Aim of the task.
Look through the entries below for the string "this", and copy each line where it is found.

===== Records provided =====

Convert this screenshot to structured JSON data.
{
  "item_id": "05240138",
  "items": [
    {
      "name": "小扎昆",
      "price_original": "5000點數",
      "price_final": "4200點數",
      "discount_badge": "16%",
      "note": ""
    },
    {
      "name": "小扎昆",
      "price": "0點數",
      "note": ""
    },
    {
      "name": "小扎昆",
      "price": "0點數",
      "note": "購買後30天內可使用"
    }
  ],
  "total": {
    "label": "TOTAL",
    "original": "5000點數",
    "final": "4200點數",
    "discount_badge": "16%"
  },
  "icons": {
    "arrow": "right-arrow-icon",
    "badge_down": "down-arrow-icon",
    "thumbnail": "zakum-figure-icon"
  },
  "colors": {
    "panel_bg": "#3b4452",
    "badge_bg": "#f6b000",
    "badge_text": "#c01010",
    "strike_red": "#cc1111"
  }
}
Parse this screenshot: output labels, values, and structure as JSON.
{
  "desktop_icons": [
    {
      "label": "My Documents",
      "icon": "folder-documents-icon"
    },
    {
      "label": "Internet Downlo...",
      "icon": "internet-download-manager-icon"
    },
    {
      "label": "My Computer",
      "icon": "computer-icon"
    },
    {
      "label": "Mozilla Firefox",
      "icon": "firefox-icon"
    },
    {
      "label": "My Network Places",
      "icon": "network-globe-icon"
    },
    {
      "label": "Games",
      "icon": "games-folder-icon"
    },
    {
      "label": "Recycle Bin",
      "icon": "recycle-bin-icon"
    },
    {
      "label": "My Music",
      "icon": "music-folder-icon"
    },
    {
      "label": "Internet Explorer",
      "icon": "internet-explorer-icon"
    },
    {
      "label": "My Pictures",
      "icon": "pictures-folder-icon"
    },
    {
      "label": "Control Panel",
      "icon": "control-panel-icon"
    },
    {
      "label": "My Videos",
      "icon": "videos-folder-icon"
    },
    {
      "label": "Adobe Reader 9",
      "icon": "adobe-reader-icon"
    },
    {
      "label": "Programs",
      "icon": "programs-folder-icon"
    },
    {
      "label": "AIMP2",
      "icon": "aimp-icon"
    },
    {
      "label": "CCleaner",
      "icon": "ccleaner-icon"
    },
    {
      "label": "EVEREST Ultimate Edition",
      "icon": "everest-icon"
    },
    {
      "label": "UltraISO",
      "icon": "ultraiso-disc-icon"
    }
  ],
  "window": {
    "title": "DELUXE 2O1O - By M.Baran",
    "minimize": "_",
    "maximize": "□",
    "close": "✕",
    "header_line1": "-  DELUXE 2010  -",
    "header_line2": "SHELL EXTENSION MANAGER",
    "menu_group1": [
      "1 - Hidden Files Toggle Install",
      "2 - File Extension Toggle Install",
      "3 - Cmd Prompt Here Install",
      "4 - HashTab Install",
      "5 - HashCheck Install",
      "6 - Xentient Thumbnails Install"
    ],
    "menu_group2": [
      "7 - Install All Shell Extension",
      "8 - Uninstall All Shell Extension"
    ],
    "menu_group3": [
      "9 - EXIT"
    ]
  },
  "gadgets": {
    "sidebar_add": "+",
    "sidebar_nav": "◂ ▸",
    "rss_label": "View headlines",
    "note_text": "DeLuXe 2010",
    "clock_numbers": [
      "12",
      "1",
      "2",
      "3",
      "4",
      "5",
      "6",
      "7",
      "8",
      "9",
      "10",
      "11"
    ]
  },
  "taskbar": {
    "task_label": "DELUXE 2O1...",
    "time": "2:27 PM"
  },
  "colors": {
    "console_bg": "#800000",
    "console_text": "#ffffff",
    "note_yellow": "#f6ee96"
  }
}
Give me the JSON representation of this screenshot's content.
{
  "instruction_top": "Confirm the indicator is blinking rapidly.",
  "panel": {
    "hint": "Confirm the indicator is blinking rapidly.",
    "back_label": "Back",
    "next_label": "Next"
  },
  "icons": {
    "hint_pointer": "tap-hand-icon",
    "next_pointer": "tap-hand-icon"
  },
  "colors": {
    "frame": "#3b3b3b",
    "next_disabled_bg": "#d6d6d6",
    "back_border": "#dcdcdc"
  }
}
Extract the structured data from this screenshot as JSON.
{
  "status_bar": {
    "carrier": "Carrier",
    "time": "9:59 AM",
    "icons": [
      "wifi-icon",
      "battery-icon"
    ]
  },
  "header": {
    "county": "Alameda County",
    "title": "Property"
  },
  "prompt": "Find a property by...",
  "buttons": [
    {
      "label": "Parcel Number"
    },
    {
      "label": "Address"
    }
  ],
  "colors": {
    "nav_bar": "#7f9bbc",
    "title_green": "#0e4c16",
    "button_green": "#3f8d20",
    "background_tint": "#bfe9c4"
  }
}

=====

Solution to the problem.
Convert this screenshot to structured JSON data.
Parse this screenshot: output labels, values, and structure as JSON.
Give me the JSON representation of this screenshot's content.
Extract the structured data from this screenshot as JSON.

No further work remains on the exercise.